> Task statement
Repeat every entry exactly as it stands. Omit the images.

> Supplied material
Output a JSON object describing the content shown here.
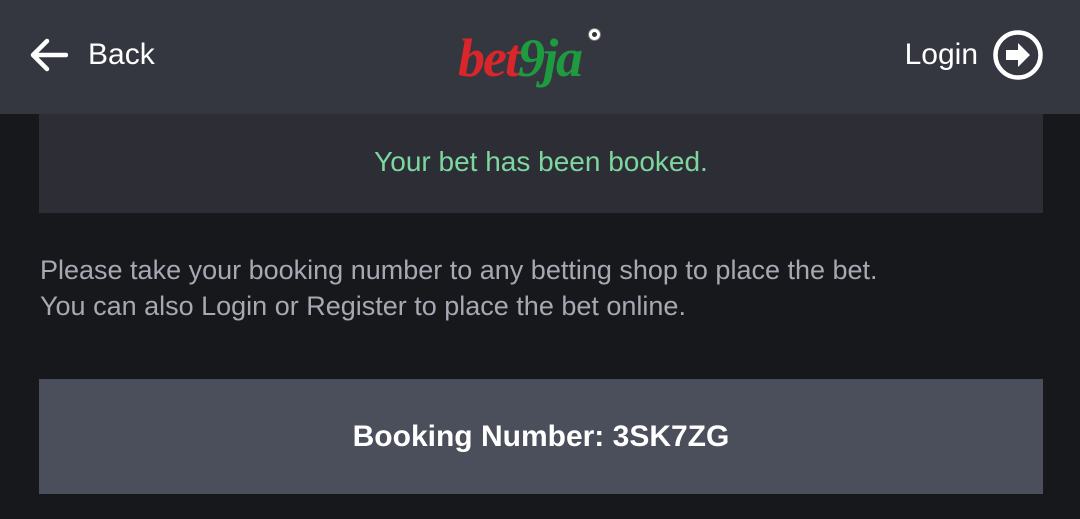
{
  "header": {
    "back_label": "Back",
    "logo": {
      "part1": "bet",
      "part2": "9ja"
    },
    "login_label": "Login"
  },
  "banner": {
    "message": "Your bet has been booked."
  },
  "info": {
    "line1": "Please take your booking number to any betting shop to place the bet.",
    "line2": "You can also Login or Register to place the bet online."
  },
  "booking": {
    "text": "Booking Number: 3SK7ZG"
  },
  "colors": {
    "header_bg": "#353740",
    "page_bg": "#17181c",
    "success_green": "#7ed69f",
    "logo_red": "#d8262a",
    "logo_green": "#1f9b3f",
    "booking_bg": "#4b4e5b"
  },
  "icons": {
    "back": "arrow-left-icon",
    "login": "circle-arrow-right-icon"
  }
}
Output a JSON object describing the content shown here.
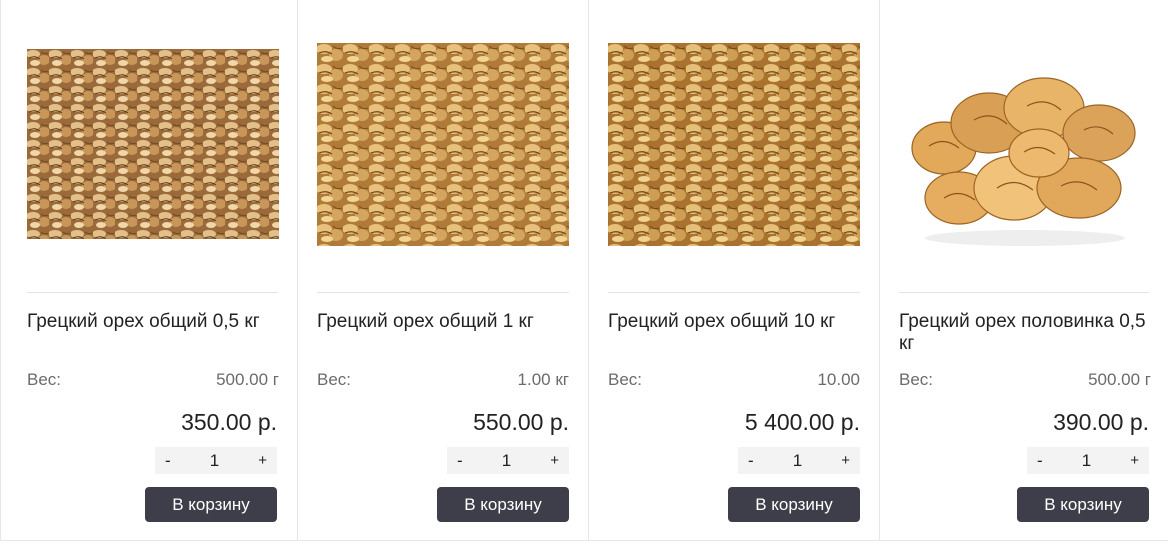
{
  "products": [
    {
      "title": "Грецкий орех общий 0,5 кг",
      "weight_label": "Вес:",
      "weight_value": "500.00 г",
      "price": "350.00 р.",
      "qty_minus": "-",
      "qty_value": "1",
      "qty_plus": "+",
      "button_label": "В корзину",
      "image": "walnut-kernels-photo"
    },
    {
      "title": "Грецкий орех общий 1 кг",
      "weight_label": "Вес:",
      "weight_value": "1.00 кг",
      "price": "550.00 р.",
      "qty_minus": "-",
      "qty_value": "1",
      "qty_plus": "+",
      "button_label": "В корзину",
      "image": "walnut-kernels-photo"
    },
    {
      "title": "Грецкий орех общий 10 кг",
      "weight_label": "Вес:",
      "weight_value": "10.00",
      "price": "5 400.00 р.",
      "qty_minus": "-",
      "qty_value": "1",
      "qty_plus": "+",
      "button_label": "В корзину",
      "image": "walnut-kernels-photo"
    },
    {
      "title": "Грецкий орех половинка 0,5 кг",
      "weight_label": "Вес:",
      "weight_value": "500.00 г",
      "price": "390.00 р.",
      "qty_minus": "-",
      "qty_value": "1",
      "qty_plus": "+",
      "button_label": "В корзину",
      "image": "walnut-halves-photo"
    }
  ],
  "colors": {
    "button_bg": "#3e3e4a",
    "qty_bg": "#f3f3f3",
    "walnut_light": "#d9a866",
    "walnut_dark": "#7a4a1e"
  }
}
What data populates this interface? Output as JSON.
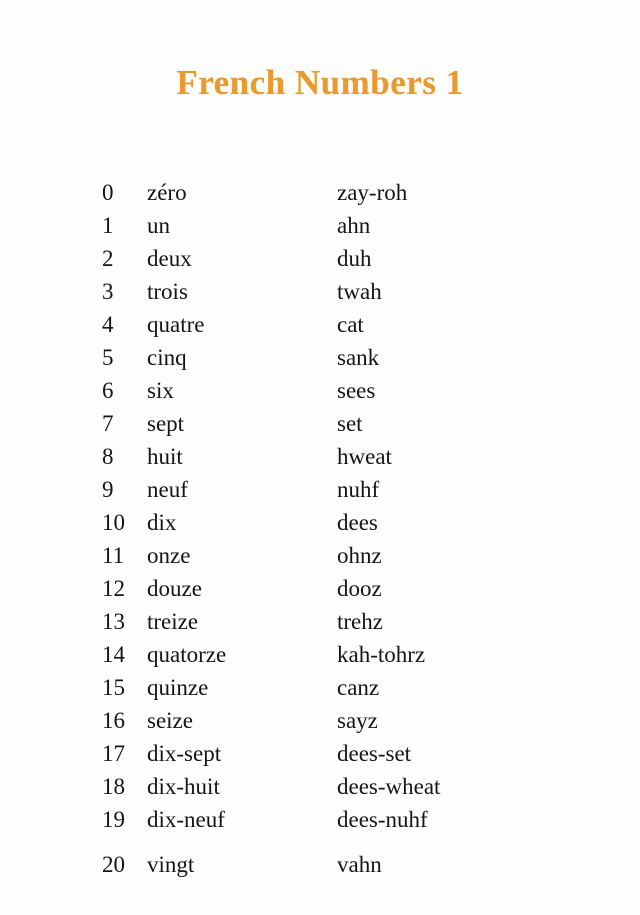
{
  "document": {
    "title": "French Numbers 1",
    "title_color": "#e79a2e",
    "text_color": "#151515",
    "background_color": "#fdfdfc"
  },
  "table": {
    "columns": [
      "number",
      "french",
      "pronunciation"
    ],
    "rows": [
      {
        "number": "0",
        "french": "zéro",
        "pronunciation": "zay-roh"
      },
      {
        "number": "1",
        "french": "un",
        "pronunciation": "ahn"
      },
      {
        "number": "2",
        "french": "deux",
        "pronunciation": "duh"
      },
      {
        "number": "3",
        "french": "trois",
        "pronunciation": "twah"
      },
      {
        "number": "4",
        "french": "quatre",
        "pronunciation": "cat"
      },
      {
        "number": "5",
        "french": "cinq",
        "pronunciation": "sank"
      },
      {
        "number": "6",
        "french": "six",
        "pronunciation": "sees"
      },
      {
        "number": "7",
        "french": "sept",
        "pronunciation": "set"
      },
      {
        "number": "8",
        "french": "huit",
        "pronunciation": "hweat"
      },
      {
        "number": "9",
        "french": "neuf",
        "pronunciation": "nuhf"
      },
      {
        "number": "10",
        "french": "dix",
        "pronunciation": "dees"
      },
      {
        "number": "11",
        "french": "onze",
        "pronunciation": "ohnz"
      },
      {
        "number": "12",
        "french": "douze",
        "pronunciation": "dooz"
      },
      {
        "number": "13",
        "french": "treize",
        "pronunciation": "trehz"
      },
      {
        "number": "14",
        "french": "quatorze",
        "pronunciation": "kah-tohrz"
      },
      {
        "number": "15",
        "french": "quinze",
        "pronunciation": "canz"
      },
      {
        "number": "16",
        "french": "seize",
        "pronunciation": "sayz"
      },
      {
        "number": "17",
        "french": "dix-sept",
        "pronunciation": "dees-set"
      },
      {
        "number": "18",
        "french": "dix-huit",
        "pronunciation": "dees-wheat"
      },
      {
        "number": "19",
        "french": "dix-neuf",
        "pronunciation": "dees-nuhf"
      },
      {
        "number": "20",
        "french": "vingt",
        "pronunciation": "vahn"
      }
    ]
  }
}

> Reply to the exercise
Output a JSON object describing the content shown here.
{
  "header": {
    "back_label": "Back",
    "logo": {
      "part1": "bet",
      "part2": "9ja"
    },
    "login_label": "Login"
  },
  "banner": {
    "message": "Your bet has been booked."
  },
  "info": {
    "line1": "Please take your booking number to any betting shop to place the bet.",
    "line2": "You can also Login or Register to place the bet online."
  },
  "booking": {
    "text": "Booking Number: 3SK7ZG"
  },
  "colors": {
    "header_bg": "#353740",
    "page_bg": "#17181c",
    "success_green": "#7ed69f",
    "logo_red": "#d8262a",
    "logo_green": "#1f9b3f",
    "booking_bg": "#4b4e5b"
  },
  "icons": {
    "back": "arrow-left-icon",
    "login": "circle-arrow-right-icon"
  }
}
Output a JSON object describing the content shown here.
{
  "products": [
    {
      "title": "Грецкий орех общий 0,5 кг",
      "weight_label": "Вес:",
      "weight_value": "500.00 г",
      "price": "350.00 р.",
      "qty_minus": "-",
      "qty_value": "1",
      "qty_plus": "+",
      "button_label": "В корзину",
      "image": "walnut-kernels-photo"
    },
    {
      "title": "Грецкий орех общий 1 кг",
      "weight_label": "Вес:",
      "weight_value": "1.00 кг",
      "price": "550.00 р.",
      "qty_minus": "-",
      "qty_value": "1",
      "qty_plus": "+",
      "button_label": "В корзину",
      "image": "walnut-kernels-photo"
    },
    {
      "title": "Грецкий орех общий 10 кг",
      "weight_label": "Вес:",
      "weight_value": "10.00",
      "price": "5 400.00 р.",
      "qty_minus": "-",
      "qty_value": "1",
      "qty_plus": "+",
      "button_label": "В корзину",
      "image": "walnut-kernels-photo"
    },
    {
      "title": "Грецкий орех половинка 0,5 кг",
      "weight_label": "Вес:",
      "weight_value": "500.00 г",
      "price": "390.00 р.",
      "qty_minus": "-",
      "qty_value": "1",
      "qty_plus": "+",
      "button_label": "В корзину",
      "image": "walnut-halves-photo"
    }
  ],
  "colors": {
    "button_bg": "#3e3e4a",
    "qty_bg": "#f3f3f3",
    "walnut_light": "#d9a866",
    "walnut_dark": "#7a4a1e"
  }
}
What data populates this interface? Output as JSON.
{
  "document": {
    "title": "French Numbers 1",
    "title_color": "#e79a2e",
    "text_color": "#151515",
    "background_color": "#fdfdfc"
  },
  "table": {
    "columns": [
      "number",
      "french",
      "pronunciation"
    ],
    "rows": [
      {
        "number": "0",
        "french": "zéro",
        "pronunciation": "zay-roh"
      },
      {
        "number": "1",
        "french": "un",
        "pronunciation": "ahn"
      },
      {
        "number": "2",
        "french": "deux",
        "pronunciation": "duh"
      },
      {
        "number": "3",
        "french": "trois",
        "pronunciation": "twah"
      },
      {
        "number": "4",
        "french": "quatre",
        "pronunciation": "cat"
      },
      {
        "number": "5",
        "french": "cinq",
        "pronunciation": "sank"
      },
      {
        "number": "6",
        "french": "six",
        "pronunciation": "sees"
      },
      {
        "number": "7",
        "french": "sept",
        "pronunciation": "set"
      },
      {
        "number": "8",
        "french": "huit",
        "pronunciation": "hweat"
      },
      {
        "number": "9",
        "french": "neuf",
        "pronunciation": "nuhf"
      },
      {
        "number": "10",
        "french": "dix",
        "pronunciation": "dees"
      },
      {
        "number": "11",
        "french": "onze",
        "pronunciation": "ohnz"
      },
      {
        "number": "12",
        "french": "douze",
        "pronunciation": "dooz"
      },
      {
        "number": "13",
        "french": "treize",
        "pronunciation": "trehz"
      },
      {
        "number": "14",
        "french": "quatorze",
        "pronunciation": "kah-tohrz"
      },
      {
        "number": "15",
        "french": "quinze",
        "pronunciation": "canz"
      },
      {
        "number": "16",
        "french": "seize",
        "pronunciation": "sayz"
      },
      {
        "number": "17",
        "french": "dix-sept",
        "pronunciation": "dees-set"
      },
      {
        "number": "18",
        "french": "dix-huit",
        "pronunciation": "dees-wheat"
      },
      {
        "number": "19",
        "french": "dix-neuf",
        "pronunciation": "dees-nuhf"
      },
      {
        "number": "20",
        "french": "vingt",
        "pronunciation": "vahn"
      }
    ]
  }
}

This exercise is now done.